## Assignment
Using the entries below, give the count of lines that hold "icon". Say nothing besides the number.

[Material for this exercise Boundary: Start]

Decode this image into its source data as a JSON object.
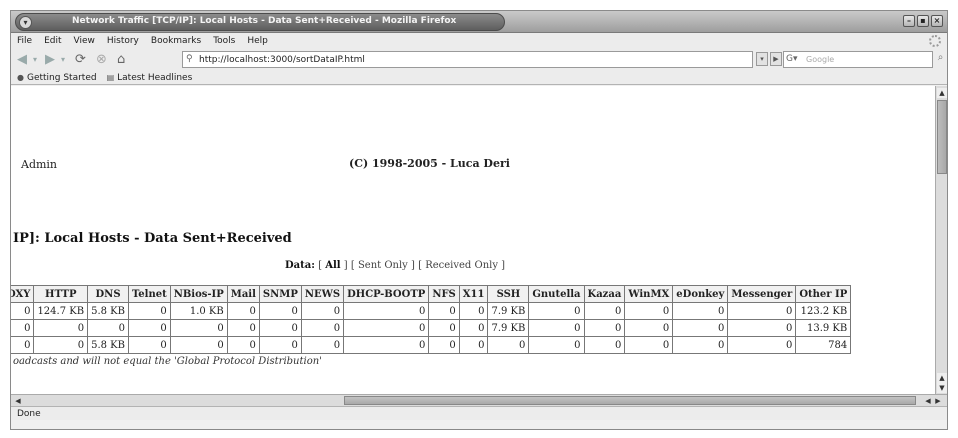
{
  "window": {
    "title": "Network Traffic [TCP/IP]: Local Hosts - Data Sent+Received - Mozilla Firefox",
    "menu_button": "▾",
    "controls": [
      "–",
      "▪",
      "×"
    ]
  },
  "menubar": [
    "File",
    "Edit",
    "View",
    "History",
    "Bookmarks",
    "Tools",
    "Help"
  ],
  "navbar": {
    "url": "http://localhost:3000/sortDataIP.html",
    "search_placeholder": "Google"
  },
  "bookmarks": [
    {
      "icon": "firefox-icon",
      "label": "Getting Started"
    },
    {
      "icon": "rss-feed-icon",
      "label": "Latest Headlines"
    }
  ],
  "content": {
    "admin": "Admin",
    "copyright": "(C) 1998-2005 - Luca Deri",
    "heading": "IP]: Local Hosts - Data Sent+Received",
    "filter": {
      "label": "Data:",
      "all": "All",
      "sent": "Sent Only",
      "received": "Received Only"
    },
    "table": {
      "headers": [
        "OXY",
        "HTTP",
        "DNS",
        "Telnet",
        "NBios-IP",
        "Mail",
        "SNMP",
        "NEWS",
        "DHCP-BOOTP",
        "NFS",
        "X11",
        "SSH",
        "Gnutella",
        "Kazaa",
        "WinMX",
        "eDonkey",
        "Messenger",
        "Other IP"
      ],
      "rows": [
        [
          "0",
          "124.7 KB",
          "5.8 KB",
          "0",
          "1.0 KB",
          "0",
          "0",
          "0",
          "0",
          "0",
          "0",
          "7.9 KB",
          "0",
          "0",
          "0",
          "0",
          "0",
          "123.2 KB"
        ],
        [
          "0",
          "0",
          "0",
          "0",
          "0",
          "0",
          "0",
          "0",
          "0",
          "0",
          "0",
          "7.9 KB",
          "0",
          "0",
          "0",
          "0",
          "0",
          "13.9 KB"
        ],
        [
          "0",
          "0",
          "5.8 KB",
          "0",
          "0",
          "0",
          "0",
          "0",
          "0",
          "0",
          "0",
          "0",
          "0",
          "0",
          "0",
          "0",
          "0",
          "784"
        ]
      ]
    },
    "footnote": "oadcasts and will not equal the 'Global Protocol Distribution'"
  },
  "status": "Done"
}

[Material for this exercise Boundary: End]

## Answer to this task
2